“The question is, What do you get from Pina that you could not get from watching the Tanztheater live? Answer: More than you could possibly believe… Goad[s] stereoscopic technology into its first leap since Avatar. […] You can trawl through cinema and find few more beautiful, more unforced, or more fleeting representations of the bourn between the living and the dead.”
– Anthony Lane, The New Yorker

“MYSTERIOUS, SUBMERSIVE AND CAPTIVATING! Helped by a sensitive, uncynical use of 3D technology, [the] sequences draw us deeply into the work…as if the technology is a performer, not an interloper. […] The beauty of Wenders’s film is that his imagery and gaze on Bausch’s work has the same essential, uncluttered and wryly funny quality as the work itself. Some will come to this film full of knowledge of Bausch. For others, it will be as fresh and novel as Wenders’s approach to turning dance into cinema. Both, I think, will find it entrancing and truly inspiring.”
– Dave Calhoun, Time Out (London)

“Wenders has spoken a lot about his use of 3-D here. Like other thoughtful directors (Scorsese, Herzog, Spielberg), he only uses it when he knows why and how it should be employed. Here he visually dramatizes the spaces between the actors by moving his camera on a crane so that the POV places us on the stage and moving among the dancers.”
– Roger Ebert

“[An] exploration of the artistic impulse, primordial and postmodern…Pina is, above all, an act of preservation, A MEMORIAL THAT IS ALSO A DEFIANCE OF MORTALITY — COMPLETELY ALIVE IN EVERY DIMENSION.”
– A.O. Scott, The New York Times
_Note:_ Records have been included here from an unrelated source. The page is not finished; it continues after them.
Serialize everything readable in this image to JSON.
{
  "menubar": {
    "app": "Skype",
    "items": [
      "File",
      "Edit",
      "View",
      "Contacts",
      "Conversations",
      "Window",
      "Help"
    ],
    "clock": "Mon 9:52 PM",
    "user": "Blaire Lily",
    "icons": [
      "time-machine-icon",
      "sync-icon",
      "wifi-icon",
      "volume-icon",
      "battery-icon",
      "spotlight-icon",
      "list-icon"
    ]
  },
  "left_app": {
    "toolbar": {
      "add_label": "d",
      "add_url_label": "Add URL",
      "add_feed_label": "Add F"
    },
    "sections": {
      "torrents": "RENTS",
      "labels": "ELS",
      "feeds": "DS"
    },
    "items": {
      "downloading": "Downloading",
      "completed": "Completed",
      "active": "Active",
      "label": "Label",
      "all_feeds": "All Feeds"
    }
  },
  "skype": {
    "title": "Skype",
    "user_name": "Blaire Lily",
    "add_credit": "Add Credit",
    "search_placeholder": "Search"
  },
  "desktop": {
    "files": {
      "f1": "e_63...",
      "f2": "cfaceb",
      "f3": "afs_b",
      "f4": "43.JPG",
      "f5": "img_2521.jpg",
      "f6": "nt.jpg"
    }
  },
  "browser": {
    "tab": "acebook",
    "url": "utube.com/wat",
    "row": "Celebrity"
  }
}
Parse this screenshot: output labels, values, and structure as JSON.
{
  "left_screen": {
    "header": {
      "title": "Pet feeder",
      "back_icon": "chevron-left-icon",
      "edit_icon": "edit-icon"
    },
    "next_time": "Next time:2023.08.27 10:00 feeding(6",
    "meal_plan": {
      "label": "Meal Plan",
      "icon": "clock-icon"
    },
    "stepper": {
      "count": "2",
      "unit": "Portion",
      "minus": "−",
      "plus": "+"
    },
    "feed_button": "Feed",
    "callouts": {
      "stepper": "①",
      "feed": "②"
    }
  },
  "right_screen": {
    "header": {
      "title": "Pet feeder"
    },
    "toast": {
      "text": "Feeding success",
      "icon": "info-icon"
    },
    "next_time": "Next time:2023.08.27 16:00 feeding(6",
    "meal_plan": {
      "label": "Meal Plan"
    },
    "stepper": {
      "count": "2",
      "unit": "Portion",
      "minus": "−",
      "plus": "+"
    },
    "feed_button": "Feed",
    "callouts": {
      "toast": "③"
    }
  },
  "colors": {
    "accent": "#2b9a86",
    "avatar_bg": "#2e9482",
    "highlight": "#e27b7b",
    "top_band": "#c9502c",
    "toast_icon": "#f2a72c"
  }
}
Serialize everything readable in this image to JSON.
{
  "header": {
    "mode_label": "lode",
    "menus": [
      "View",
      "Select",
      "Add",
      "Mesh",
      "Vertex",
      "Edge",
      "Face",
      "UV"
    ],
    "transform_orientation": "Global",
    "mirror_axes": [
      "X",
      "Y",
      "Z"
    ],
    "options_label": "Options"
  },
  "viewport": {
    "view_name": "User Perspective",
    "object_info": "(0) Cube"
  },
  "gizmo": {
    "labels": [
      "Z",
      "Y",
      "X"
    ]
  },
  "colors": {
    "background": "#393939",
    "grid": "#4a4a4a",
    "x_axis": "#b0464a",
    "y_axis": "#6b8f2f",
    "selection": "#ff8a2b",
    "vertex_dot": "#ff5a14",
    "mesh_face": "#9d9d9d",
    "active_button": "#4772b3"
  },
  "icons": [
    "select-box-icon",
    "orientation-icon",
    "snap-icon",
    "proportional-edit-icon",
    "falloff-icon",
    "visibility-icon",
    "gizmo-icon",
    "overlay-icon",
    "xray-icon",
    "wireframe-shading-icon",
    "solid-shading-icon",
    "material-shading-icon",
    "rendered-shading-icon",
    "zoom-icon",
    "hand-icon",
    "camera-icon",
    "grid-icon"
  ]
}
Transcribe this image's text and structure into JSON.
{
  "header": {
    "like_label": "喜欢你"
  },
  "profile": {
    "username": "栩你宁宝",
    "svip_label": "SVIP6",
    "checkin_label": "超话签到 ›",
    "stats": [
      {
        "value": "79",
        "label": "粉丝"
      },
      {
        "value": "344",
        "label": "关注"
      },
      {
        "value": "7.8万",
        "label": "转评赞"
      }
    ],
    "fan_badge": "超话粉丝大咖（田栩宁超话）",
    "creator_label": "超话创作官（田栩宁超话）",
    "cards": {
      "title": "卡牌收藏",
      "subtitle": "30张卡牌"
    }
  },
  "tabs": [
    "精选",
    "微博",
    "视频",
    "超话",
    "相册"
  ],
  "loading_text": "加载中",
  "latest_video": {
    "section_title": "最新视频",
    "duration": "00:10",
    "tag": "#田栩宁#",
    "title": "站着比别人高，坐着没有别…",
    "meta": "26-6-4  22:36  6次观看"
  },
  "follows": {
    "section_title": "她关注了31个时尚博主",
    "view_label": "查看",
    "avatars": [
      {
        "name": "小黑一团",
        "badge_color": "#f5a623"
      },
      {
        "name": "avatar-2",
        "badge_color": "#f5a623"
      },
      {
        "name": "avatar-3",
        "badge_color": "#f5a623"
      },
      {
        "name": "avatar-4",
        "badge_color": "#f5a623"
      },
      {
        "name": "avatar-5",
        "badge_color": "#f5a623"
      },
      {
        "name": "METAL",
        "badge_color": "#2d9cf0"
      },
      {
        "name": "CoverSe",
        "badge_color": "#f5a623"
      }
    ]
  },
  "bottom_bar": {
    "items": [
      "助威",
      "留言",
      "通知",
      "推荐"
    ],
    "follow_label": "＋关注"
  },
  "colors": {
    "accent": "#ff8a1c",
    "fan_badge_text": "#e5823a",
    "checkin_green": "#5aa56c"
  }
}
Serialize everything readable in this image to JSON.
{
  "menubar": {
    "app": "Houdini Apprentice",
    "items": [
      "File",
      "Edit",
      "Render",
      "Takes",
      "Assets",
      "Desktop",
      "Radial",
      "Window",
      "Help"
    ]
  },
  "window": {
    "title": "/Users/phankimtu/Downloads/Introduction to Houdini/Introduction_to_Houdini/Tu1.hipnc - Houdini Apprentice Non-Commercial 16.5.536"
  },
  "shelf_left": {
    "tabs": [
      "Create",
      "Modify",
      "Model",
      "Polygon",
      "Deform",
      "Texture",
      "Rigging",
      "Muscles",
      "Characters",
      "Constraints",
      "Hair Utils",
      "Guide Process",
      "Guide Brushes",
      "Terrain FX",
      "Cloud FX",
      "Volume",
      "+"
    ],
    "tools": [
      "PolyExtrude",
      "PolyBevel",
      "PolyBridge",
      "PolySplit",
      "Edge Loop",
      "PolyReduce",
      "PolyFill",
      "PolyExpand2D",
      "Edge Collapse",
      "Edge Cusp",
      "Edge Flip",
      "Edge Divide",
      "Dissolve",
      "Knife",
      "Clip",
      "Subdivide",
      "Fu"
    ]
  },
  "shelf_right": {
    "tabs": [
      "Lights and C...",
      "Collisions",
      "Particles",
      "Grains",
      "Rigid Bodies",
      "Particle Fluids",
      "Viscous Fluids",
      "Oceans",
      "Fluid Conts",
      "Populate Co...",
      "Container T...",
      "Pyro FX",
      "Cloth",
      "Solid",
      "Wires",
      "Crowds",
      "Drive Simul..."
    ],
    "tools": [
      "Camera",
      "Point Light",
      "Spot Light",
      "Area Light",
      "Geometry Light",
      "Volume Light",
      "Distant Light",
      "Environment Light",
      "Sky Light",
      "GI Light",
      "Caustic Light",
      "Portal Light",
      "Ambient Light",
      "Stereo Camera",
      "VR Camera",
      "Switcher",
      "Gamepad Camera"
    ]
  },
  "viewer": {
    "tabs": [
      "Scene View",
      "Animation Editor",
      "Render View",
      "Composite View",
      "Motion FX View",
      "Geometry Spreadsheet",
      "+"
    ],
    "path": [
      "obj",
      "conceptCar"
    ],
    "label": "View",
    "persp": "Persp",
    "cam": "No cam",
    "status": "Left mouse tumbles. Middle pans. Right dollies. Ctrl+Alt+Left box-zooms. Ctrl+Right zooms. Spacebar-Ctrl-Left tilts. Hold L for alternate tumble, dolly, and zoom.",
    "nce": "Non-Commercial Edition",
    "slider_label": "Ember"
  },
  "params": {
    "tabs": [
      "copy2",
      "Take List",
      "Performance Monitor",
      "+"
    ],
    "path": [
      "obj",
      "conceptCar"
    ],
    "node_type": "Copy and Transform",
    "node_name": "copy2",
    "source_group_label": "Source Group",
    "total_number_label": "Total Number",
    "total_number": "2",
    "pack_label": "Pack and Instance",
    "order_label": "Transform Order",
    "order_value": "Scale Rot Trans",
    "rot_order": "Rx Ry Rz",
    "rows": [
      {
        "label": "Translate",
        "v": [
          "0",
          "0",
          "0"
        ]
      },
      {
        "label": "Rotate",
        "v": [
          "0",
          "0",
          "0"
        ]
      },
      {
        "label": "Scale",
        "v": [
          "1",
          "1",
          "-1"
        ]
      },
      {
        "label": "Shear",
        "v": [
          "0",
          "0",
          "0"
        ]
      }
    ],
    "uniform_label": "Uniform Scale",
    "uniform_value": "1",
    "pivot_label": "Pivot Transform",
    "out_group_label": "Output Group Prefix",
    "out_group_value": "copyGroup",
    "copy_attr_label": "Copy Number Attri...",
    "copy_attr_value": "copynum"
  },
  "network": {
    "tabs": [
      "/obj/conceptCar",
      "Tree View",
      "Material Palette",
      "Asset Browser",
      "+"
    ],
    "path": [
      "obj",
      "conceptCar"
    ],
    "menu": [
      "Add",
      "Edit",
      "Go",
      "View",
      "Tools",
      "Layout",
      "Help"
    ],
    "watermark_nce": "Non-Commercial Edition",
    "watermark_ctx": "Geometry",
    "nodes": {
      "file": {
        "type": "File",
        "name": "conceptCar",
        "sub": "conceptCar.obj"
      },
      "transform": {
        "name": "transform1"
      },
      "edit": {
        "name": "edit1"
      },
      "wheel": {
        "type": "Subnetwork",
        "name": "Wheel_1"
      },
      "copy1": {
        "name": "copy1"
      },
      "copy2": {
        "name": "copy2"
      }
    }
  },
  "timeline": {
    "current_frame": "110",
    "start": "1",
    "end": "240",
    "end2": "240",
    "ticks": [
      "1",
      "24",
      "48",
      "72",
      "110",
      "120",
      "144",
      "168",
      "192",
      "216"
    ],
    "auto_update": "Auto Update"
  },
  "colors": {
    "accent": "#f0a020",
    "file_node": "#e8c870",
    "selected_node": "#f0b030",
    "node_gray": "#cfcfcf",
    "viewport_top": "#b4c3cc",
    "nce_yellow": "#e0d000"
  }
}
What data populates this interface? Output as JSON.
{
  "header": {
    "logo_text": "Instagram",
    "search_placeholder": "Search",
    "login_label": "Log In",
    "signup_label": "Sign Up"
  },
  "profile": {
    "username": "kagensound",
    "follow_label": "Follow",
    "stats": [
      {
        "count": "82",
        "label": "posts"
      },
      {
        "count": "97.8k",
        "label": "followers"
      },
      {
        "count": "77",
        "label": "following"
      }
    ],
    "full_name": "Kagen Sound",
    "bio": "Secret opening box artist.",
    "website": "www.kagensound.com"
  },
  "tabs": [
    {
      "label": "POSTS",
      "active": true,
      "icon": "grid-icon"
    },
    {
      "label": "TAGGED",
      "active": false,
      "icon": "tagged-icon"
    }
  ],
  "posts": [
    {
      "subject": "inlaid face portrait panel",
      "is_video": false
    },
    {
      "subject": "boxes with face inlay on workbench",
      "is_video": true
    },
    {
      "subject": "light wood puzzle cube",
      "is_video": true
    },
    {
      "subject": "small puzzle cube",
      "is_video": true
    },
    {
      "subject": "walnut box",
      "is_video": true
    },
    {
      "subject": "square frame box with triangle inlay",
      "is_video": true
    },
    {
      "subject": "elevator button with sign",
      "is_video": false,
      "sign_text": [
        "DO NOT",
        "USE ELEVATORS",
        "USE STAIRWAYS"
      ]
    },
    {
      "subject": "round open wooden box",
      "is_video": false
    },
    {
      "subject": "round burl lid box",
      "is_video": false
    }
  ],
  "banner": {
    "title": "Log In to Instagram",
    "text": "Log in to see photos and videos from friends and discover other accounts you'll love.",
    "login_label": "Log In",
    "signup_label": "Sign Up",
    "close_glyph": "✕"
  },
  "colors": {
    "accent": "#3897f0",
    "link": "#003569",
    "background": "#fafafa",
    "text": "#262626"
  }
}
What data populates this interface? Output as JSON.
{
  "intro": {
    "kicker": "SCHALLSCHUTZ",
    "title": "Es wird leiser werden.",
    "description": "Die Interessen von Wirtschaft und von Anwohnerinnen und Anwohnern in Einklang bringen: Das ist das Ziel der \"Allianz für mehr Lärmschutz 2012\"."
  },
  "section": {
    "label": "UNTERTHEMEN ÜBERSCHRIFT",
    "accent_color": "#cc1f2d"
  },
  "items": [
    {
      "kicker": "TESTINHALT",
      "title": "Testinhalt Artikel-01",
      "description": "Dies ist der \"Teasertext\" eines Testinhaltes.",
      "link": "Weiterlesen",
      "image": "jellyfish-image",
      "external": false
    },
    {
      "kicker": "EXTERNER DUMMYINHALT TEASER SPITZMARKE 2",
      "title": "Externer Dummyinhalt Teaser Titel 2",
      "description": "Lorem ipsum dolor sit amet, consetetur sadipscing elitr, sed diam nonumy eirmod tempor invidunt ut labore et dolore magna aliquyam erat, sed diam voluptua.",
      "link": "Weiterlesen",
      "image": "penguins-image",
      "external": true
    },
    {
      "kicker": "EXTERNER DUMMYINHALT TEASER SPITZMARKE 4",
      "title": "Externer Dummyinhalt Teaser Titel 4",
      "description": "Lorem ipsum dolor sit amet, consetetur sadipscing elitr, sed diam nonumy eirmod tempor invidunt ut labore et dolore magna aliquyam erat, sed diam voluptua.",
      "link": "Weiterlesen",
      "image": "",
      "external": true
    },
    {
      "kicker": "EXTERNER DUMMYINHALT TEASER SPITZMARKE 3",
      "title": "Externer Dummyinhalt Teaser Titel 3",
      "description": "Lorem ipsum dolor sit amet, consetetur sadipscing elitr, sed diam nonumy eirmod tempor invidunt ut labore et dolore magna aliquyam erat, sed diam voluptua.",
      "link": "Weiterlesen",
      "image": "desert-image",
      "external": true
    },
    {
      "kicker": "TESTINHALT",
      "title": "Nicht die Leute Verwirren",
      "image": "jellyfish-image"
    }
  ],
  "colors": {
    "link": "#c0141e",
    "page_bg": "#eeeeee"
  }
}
Pina does more than mimic the experience of being in the audience. It brings us out of our seats and onto the stage; it allows us to duck between the dancers and hover next to them; and it finds those marbles of empty space that seem to exist only in 3-D close-up…A movie that does more than demolish the invisible wall between film and dance; it breaks the barrier that intervenes, even at a live performance, between seat and stage…To make Pina, Wenders had to invent a new medium for dance—a radical, Dionysian form, a Tanzcinema. He also took a step toward a new medium for film. Like Werner Herzog, whose Cave of Forgotten Dreams came out last April, Wenders has produced a stunning work of art-house 3-D.”
– Slate

Film Forum